Problem
Give back the entries verbatim.

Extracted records
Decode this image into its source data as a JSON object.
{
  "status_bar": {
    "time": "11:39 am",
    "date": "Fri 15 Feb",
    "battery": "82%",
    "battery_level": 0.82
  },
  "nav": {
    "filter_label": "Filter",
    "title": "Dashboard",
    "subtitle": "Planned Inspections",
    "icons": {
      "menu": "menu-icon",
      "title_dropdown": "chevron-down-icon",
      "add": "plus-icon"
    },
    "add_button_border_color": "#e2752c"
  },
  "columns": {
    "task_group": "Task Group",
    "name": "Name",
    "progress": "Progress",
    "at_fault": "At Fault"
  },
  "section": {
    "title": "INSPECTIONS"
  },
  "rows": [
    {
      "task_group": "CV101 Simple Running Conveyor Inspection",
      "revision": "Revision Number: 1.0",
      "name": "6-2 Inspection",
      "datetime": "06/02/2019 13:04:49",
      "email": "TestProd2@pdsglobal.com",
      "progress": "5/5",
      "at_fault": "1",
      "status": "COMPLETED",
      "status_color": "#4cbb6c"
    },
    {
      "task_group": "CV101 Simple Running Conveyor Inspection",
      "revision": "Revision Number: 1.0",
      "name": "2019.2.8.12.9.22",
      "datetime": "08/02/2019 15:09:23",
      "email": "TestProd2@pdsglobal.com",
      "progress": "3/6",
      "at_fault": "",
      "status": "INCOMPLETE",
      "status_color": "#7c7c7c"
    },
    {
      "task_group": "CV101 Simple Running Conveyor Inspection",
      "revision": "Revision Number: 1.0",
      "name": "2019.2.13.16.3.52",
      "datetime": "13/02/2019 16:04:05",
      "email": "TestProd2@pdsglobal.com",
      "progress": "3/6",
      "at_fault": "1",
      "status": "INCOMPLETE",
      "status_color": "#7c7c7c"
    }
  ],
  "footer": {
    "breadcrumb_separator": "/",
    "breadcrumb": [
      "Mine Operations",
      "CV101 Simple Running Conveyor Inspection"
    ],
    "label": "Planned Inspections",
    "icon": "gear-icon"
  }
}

Output of the exercise
Decode this image into its source data as a JSON object.
{
  "status_bar": {
    "time": "11:39 am",
    "date": "Fri 15 Feb",
    "battery": "82%",
    "battery_level": 0.82
  },
  "nav": {
    "filter_label": "Filter",
    "title": "Dashboard",
    "subtitle": "Planned Inspections",
    "icons": {
      "menu": "menu-icon",
      "title_dropdown": "chevron-down-icon",
      "add": "plus-icon"
    },
    "add_button_border_color": "#e2752c"
  },
  "columns": {
    "task_group": "Task Group",
    "name": "Name",
    "progress": "Progress",
    "at_fault": "At Fault"
  },
  "section": {
    "title": "INSPECTIONS"
  },
  "rows": [
    {
      "task_group": "CV101 Simple Running Conveyor Inspection",
      "revision": "Revision Number: 1.0",
      "name": "6-2 Inspection",
      "datetime": "06/02/2019 13:04:49",
      "email": "TestProd2@pdsglobal.com",
      "progress": "5/5",
      "at_fault": "1",
      "status": "COMPLETED",
      "status_color": "#4cbb6c"
    },
    {
      "task_group": "CV101 Simple Running Conveyor Inspection",
      "revision": "Revision Number: 1.0",
      "name": "2019.2.8.12.9.22",
      "datetime": "08/02/2019 15:09:23",
      "email": "TestProd2@pdsglobal.com",
      "progress": "3/6",
      "at_fault": "",
      "status": "INCOMPLETE",
      "status_color": "#7c7c7c"
    },
    {
      "task_group": "CV101 Simple Running Conveyor Inspection",
      "revision": "Revision Number: 1.0",
      "name": "2019.2.13.16.3.52",
      "datetime": "13/02/2019 16:04:05",
      "email": "TestProd2@pdsglobal.com",
      "progress": "3/6",
      "at_fault": "1",
      "status": "INCOMPLETE",
      "status_color": "#7c7c7c"
    }
  ],
  "footer": {
    "breadcrumb_separator": "/",
    "breadcrumb": [
      "Mine Operations",
      "CV101 Simple Running Conveyor Inspection"
    ],
    "label": "Planned Inspections",
    "icon": "gear-icon"
  }
}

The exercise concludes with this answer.